**Task statement:** Return the data word for word. Pictures are to be omitted.

**Record excerpts:**
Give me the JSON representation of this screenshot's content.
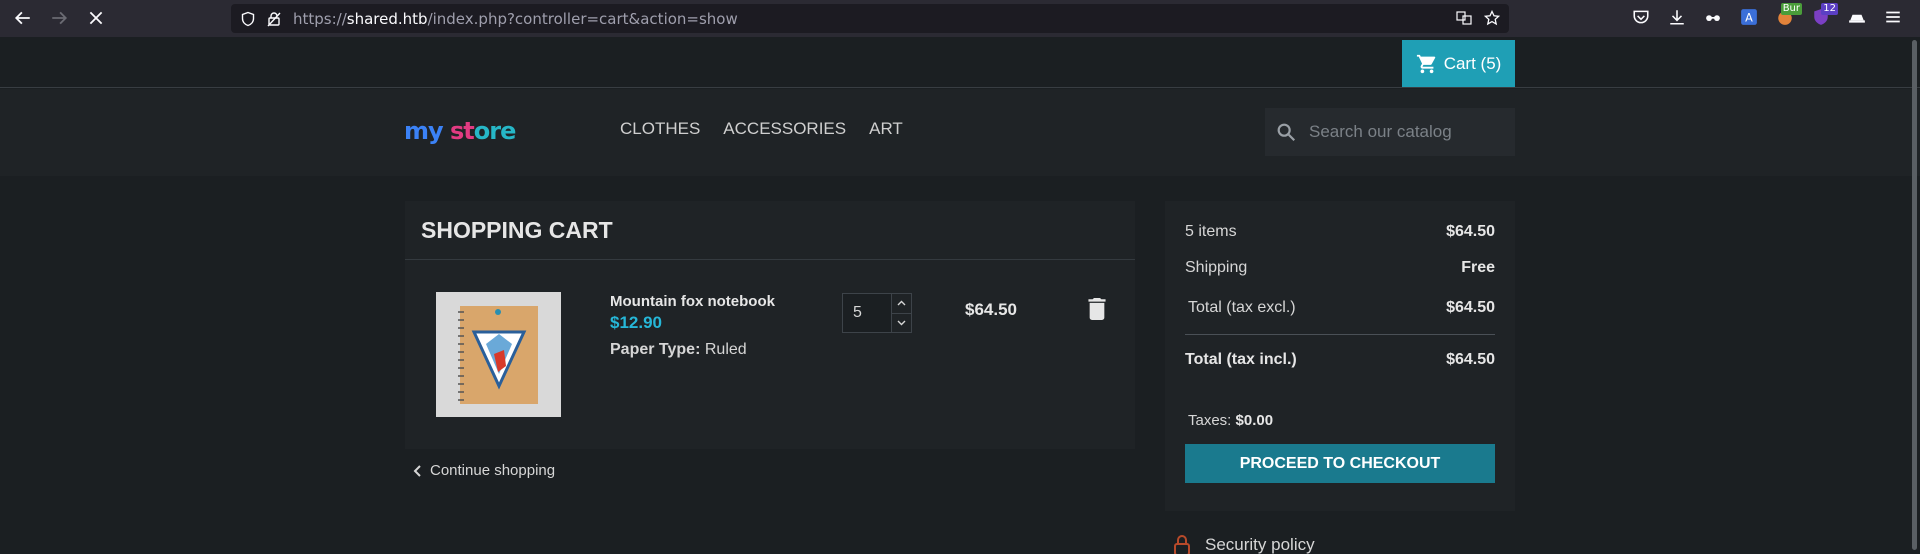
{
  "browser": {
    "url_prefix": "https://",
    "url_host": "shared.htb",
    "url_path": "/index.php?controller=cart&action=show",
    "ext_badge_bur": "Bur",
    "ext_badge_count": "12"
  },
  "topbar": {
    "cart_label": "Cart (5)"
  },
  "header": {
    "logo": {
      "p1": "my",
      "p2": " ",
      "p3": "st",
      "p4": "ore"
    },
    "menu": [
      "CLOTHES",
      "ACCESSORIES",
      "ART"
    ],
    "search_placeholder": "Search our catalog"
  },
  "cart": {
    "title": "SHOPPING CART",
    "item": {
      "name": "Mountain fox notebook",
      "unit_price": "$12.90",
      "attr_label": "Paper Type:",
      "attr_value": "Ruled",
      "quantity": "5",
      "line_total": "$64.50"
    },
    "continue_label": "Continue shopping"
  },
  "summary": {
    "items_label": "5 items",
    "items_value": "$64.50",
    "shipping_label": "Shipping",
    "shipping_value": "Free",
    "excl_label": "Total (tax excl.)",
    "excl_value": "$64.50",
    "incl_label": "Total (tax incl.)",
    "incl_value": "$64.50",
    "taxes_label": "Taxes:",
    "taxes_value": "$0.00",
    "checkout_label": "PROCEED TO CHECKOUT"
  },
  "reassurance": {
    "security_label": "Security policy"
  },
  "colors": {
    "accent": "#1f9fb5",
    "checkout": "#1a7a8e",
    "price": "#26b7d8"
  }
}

**Your response:**
Give me the JSON representation of this screenshot's content.
{
  "browser": {
    "url_prefix": "https://",
    "url_host": "shared.htb",
    "url_path": "/index.php?controller=cart&action=show",
    "ext_badge_bur": "Bur",
    "ext_badge_count": "12"
  },
  "topbar": {
    "cart_label": "Cart (5)"
  },
  "header": {
    "logo": {
      "p1": "my",
      "p2": " ",
      "p3": "st",
      "p4": "ore"
    },
    "menu": [
      "CLOTHES",
      "ACCESSORIES",
      "ART"
    ],
    "search_placeholder": "Search our catalog"
  },
  "cart": {
    "title": "SHOPPING CART",
    "item": {
      "name": "Mountain fox notebook",
      "unit_price": "$12.90",
      "attr_label": "Paper Type:",
      "attr_value": "Ruled",
      "quantity": "5",
      "line_total": "$64.50"
    },
    "continue_label": "Continue shopping"
  },
  "summary": {
    "items_label": "5 items",
    "items_value": "$64.50",
    "shipping_label": "Shipping",
    "shipping_value": "Free",
    "excl_label": "Total (tax excl.)",
    "excl_value": "$64.50",
    "incl_label": "Total (tax incl.)",
    "incl_value": "$64.50",
    "taxes_label": "Taxes:",
    "taxes_value": "$0.00",
    "checkout_label": "PROCEED TO CHECKOUT"
  },
  "reassurance": {
    "security_label": "Security policy"
  },
  "colors": {
    "accent": "#1f9fb5",
    "checkout": "#1a7a8e",
    "price": "#26b7d8"
  }
}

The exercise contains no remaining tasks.